Task to carry out - Using the string "icon" as the key, pull each matching line out of the records below.

*** Supplied records ***

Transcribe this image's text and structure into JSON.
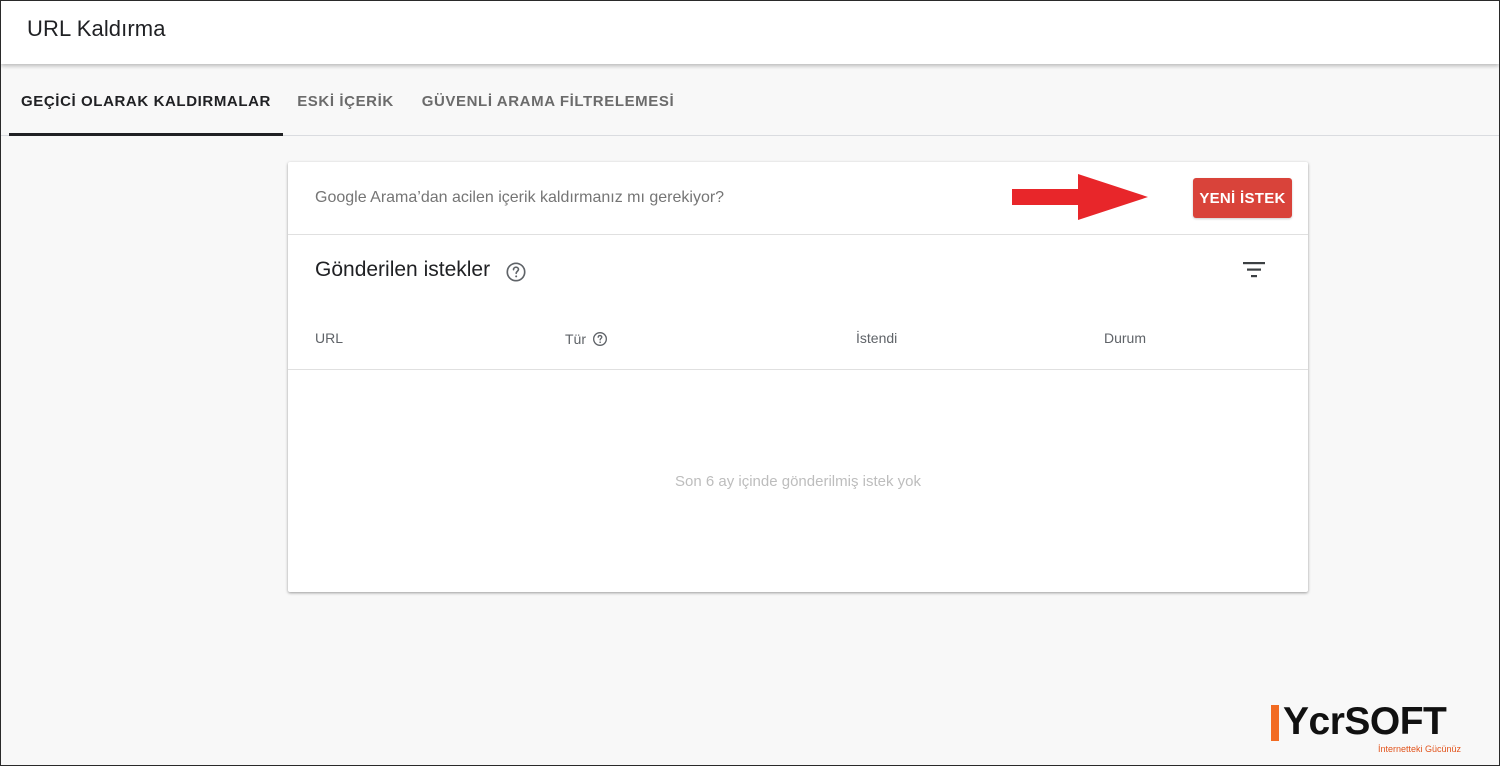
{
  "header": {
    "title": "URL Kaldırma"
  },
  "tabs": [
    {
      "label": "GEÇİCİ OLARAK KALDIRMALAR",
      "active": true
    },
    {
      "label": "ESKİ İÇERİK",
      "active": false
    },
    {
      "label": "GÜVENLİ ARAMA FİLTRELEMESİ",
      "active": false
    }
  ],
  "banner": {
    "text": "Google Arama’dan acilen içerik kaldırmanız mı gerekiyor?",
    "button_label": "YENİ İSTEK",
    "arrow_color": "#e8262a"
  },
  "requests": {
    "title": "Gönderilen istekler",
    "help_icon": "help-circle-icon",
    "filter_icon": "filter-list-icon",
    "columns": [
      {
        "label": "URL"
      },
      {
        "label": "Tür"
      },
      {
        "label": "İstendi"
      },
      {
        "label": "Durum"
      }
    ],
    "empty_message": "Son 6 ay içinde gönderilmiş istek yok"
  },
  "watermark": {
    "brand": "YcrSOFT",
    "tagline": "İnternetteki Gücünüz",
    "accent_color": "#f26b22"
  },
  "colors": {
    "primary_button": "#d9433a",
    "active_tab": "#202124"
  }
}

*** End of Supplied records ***

Exercise output -
    "help_icon": "help-circle-icon",
    "filter_icon": "filter-list-icon",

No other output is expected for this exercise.